- Problems with organization
- Inability to prioritize or focus attention
- Being edgy or restless
- Mood swings or a quick temper
- Difficulty or inability to handle stress
While researchers don’t believe ADHD first develops in adults, you can have it and not receive a diagnosis until later in your life. Often, when people are adults, they’ll receive prompting from coworkers, friends, or family to consider that they could show the disorder’s symptoms.
In other situations, the symptoms may disappear as someone gets older.
The primary symptoms a child or adult experiences with ADHD can vary quite a bit in their degree of severity. Some people may just have mild symptoms of inattentiveness when doing something they don’t enjoy, for example. Then, with mild symptoms, that person may focus on things they like or on a leisure activity.
For other people, there’s a pretty severe interference between the symptoms and functionality in daily life.
If there’s a co-occurring disorder like anxiety, depression, or a learning disorder, it can make attention-deficit hyperactivity symptoms worse.
What Causes ADHD?
We don’t yet know the specific causes of ADHD. Some evidence suggests genetics play a role. Three out of four children with ADHD have a relative that also has the disorder. Environmental risk factors may also play a role, such as extreme stress during pregnancy or premature birth.
Effective Treatments for ADHD
To properly treat attention deficit hyperactivity disorder, a diagnosis is needed. Diagnosing the condition can be challenging because there’s not one single test to rely on. Instead, a health care provider or counselor may first work to rule out any other conditions causing the symptoms. They’ll then gather information and use psychological tests or ADHD rating scales to diagnose the mental health condition.
Criteria from the Diagnostic and Statistical Manual are essential in making a diagnosis.
- Other psychiatric disorders resemble ADHD.
- For example, many other mental health disorders can have similar symptoms, such as anxiety and depression, bipolar disorder, learning disability and language disorders, defiant disorder, or conduct disorder.
- A medical condition can affect behavior and thinking, like thyroid problems, low blood sugar, or a neurological condition like brain injuries.
- Certain drugs and medications can also cause similar symptoms.
Once there’s an elimination of other potential issues, a treatment plan can begin.
One of the first-line treatments for any form of ADHD in children and adults is medication. Medications can include:
- Stimulants: These medicines will often include amphetamine or methylphenidate. They help balance neurotransmitters, which are brain chemicals, to manage symptoms.
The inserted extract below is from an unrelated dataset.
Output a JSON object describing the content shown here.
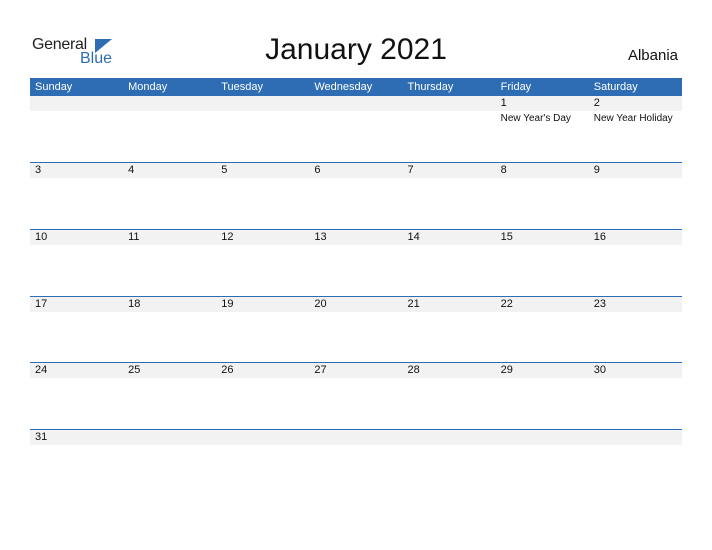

- Atomoxetine is a non-stimulant medicine sometimes used.
- Antidepressants like bupropion can also be a treatment option. They don’t work as quickly as stimulants, but some people can’t take stimulant medications.
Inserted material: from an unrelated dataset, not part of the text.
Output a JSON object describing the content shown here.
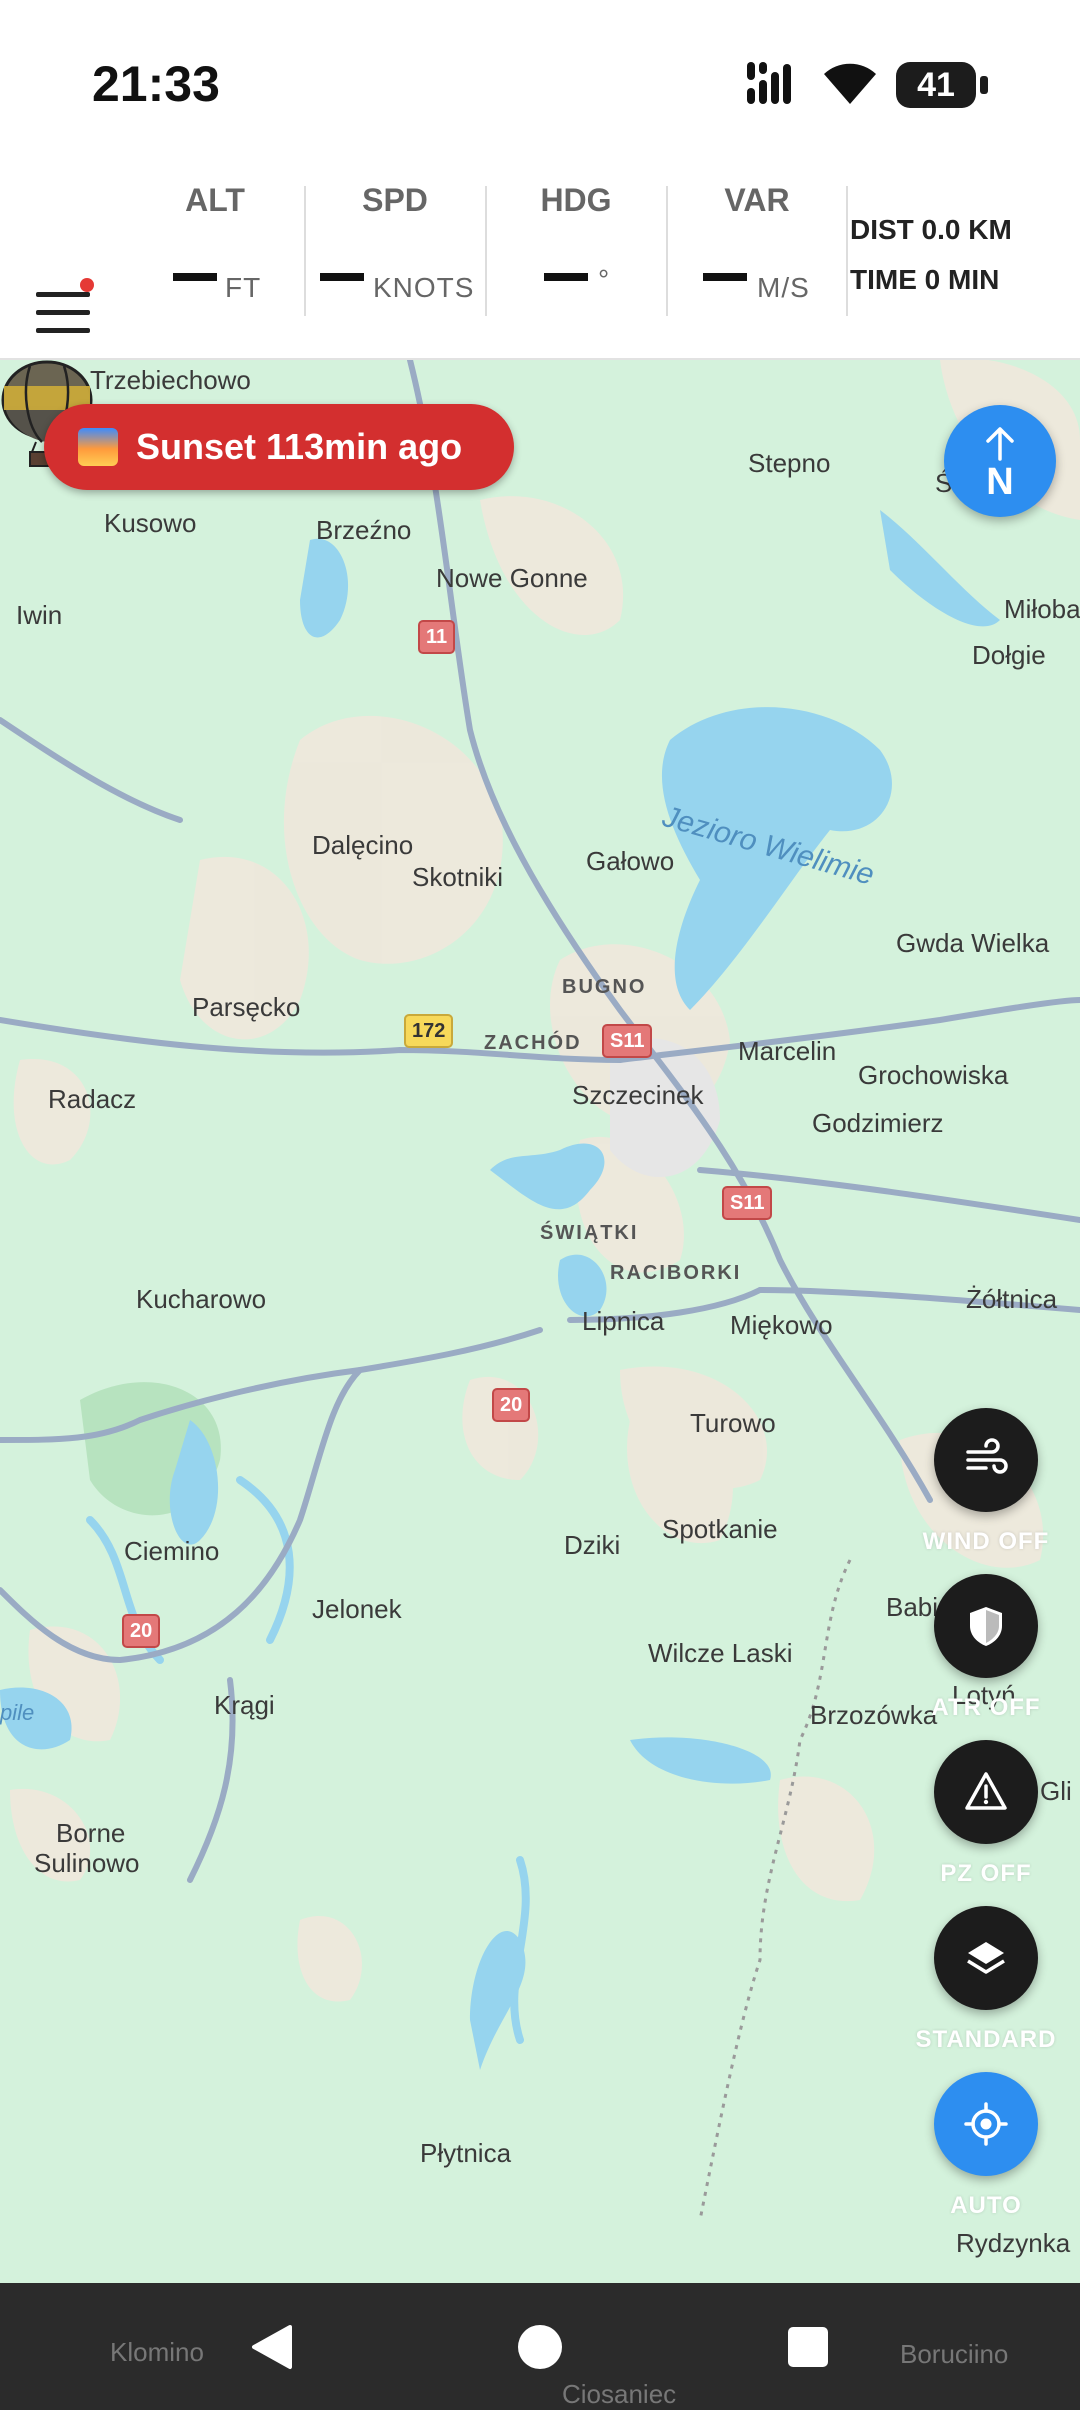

Therapy and Counseling
Counseling for ADHD can be a great way to learn skills to manage behaviors and symptoms. Counseling is also a good way to learn about the condition. Psychotherapy can help if you have ADHD in a variety of ways.
- Behavior therapy or psychotherapy can help manage organizational skills and time management as well as other behavior modifications.
- When you participate in therapy you can learn problem-solving skills and strategies to reduce impulsive behavior.
- Therapy is also a means to improve self-esteem and learn how to improve relationships and control your symptoms.
Cognitive-behavioral therapy is one of the more common types used for ADHD. You can learn how to challenge your negative thought patterns and, in turn, change your problematic behaviors.
You might also participate in family therapy or relationship counseling since living with someone with ADHD can be challenging for your loved ones.
To sum up, according to the statistical manual of mental disorders in comparing ADHD vs ADD, there is no difference. The only difference is that ADD is now considered an outdated term. ADD didn’t take into consideration the hyperactive symptoms of this condition, while ADHD does. If you were to receive a current diagnosis, it would be for an attention-deficit hyperactive disorder, which can then fall into a subcategory.